(Records from a data collection)
□ □ □ □ □

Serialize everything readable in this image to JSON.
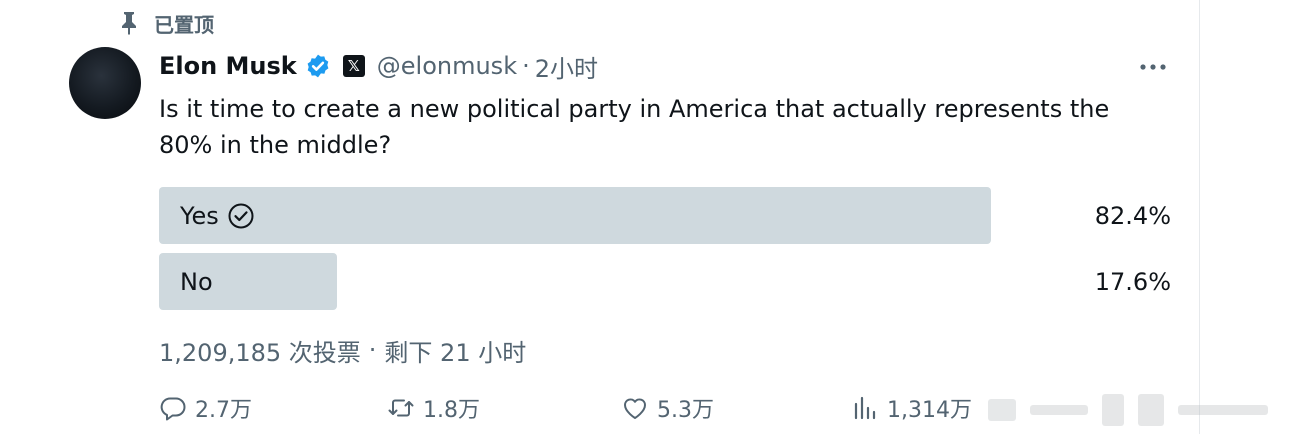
{
  "pinned": {
    "label": "已置顶",
    "icon": "pin-icon"
  },
  "author": {
    "name": "Elon Musk",
    "handle": "@elonmusk",
    "time": "2小时",
    "separator": "·",
    "verified_icon": "verified-badge-icon",
    "org_badge": "𝕏"
  },
  "tweet": {
    "text": "Is it time to create a new political party in America that actually represents the 80% in the middle?"
  },
  "poll": {
    "options": [
      {
        "label": "Yes",
        "percent": "82.4%",
        "fraction": 0.824,
        "selected": true
      },
      {
        "label": "No",
        "percent": "17.6%",
        "fraction": 0.176,
        "selected": false
      }
    ],
    "votes": "1,209,185 次投票",
    "remaining": "剩下 21 小时",
    "separator": "·"
  },
  "actions": {
    "replies": "2.7万",
    "retweets": "1.8万",
    "likes": "5.3万",
    "views": "1,314万"
  },
  "colors": {
    "bar": "#cfd9de",
    "secondary_text": "#536471",
    "verified": "#1d9bf0",
    "text": "#0f1419"
  }
}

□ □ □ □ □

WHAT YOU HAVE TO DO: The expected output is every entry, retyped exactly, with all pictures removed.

EXERCISE RESULT:
Serialize everything readable in this image to JSON.
{
  "pinned": {
    "label": "已置顶",
    "icon": "pin-icon"
  },
  "author": {
    "name": "Elon Musk",
    "handle": "@elonmusk",
    "time": "2小时",
    "separator": "·",
    "verified_icon": "verified-badge-icon",
    "org_badge": "𝕏"
  },
  "tweet": {
    "text": "Is it time to create a new political party in America that actually represents the 80% in the middle?"
  },
  "poll": {
    "options": [
      {
        "label": "Yes",
        "percent": "82.4%",
        "fraction": 0.824,
        "selected": true
      },
      {
        "label": "No",
        "percent": "17.6%",
        "fraction": 0.176,
        "selected": false
      }
    ],
    "votes": "1,209,185 次投票",
    "remaining": "剩下 21 小时",
    "separator": "·"
  },
  "actions": {
    "replies": "2.7万",
    "retweets": "1.8万",
    "likes": "5.3万",
    "views": "1,314万"
  },
  "colors": {
    "bar": "#cfd9de",
    "secondary_text": "#536471",
    "verified": "#1d9bf0",
    "text": "#0f1419"
  }
}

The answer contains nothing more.